▶ [Exercise description]: Return the count of lines in the following records that include "arrow", and nothing more.
>>>
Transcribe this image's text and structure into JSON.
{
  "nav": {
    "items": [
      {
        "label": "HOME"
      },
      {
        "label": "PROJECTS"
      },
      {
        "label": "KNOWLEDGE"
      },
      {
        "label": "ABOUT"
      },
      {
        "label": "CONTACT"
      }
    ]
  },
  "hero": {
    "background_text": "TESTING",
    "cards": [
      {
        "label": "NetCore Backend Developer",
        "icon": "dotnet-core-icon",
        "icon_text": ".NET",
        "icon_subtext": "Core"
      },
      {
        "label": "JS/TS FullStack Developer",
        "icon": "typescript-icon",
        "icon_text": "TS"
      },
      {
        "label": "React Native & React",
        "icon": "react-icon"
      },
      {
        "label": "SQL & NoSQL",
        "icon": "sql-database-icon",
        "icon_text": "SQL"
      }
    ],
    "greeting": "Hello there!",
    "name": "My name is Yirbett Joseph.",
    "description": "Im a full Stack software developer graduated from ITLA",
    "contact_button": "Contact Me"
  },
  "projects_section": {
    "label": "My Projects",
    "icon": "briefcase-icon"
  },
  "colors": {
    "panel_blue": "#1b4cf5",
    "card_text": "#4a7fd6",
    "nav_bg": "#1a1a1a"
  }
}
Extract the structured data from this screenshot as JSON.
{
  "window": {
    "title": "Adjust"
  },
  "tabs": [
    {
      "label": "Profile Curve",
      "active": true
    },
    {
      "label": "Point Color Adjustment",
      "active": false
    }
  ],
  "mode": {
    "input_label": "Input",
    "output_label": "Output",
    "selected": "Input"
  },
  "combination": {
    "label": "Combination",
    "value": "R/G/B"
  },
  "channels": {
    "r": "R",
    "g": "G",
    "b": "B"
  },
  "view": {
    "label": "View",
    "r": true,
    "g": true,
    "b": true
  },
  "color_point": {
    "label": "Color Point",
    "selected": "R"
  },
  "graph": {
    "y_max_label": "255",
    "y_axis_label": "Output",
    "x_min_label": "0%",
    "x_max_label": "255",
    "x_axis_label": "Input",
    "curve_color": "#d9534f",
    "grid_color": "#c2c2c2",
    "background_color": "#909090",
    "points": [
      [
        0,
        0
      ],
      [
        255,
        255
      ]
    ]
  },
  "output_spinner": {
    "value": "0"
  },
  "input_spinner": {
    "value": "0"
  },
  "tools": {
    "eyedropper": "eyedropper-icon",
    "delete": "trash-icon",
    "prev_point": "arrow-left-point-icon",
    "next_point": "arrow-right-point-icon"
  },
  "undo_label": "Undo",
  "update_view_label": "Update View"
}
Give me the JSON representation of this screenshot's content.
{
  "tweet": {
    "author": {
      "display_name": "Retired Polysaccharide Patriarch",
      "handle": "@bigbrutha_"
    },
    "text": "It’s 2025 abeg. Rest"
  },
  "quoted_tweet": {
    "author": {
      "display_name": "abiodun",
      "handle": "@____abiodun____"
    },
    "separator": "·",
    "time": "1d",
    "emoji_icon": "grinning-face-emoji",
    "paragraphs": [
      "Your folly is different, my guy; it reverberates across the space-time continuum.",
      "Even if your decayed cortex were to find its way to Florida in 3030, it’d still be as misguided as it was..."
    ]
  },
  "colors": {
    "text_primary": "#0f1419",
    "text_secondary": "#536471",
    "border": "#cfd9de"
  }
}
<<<
▶ [Result]: 2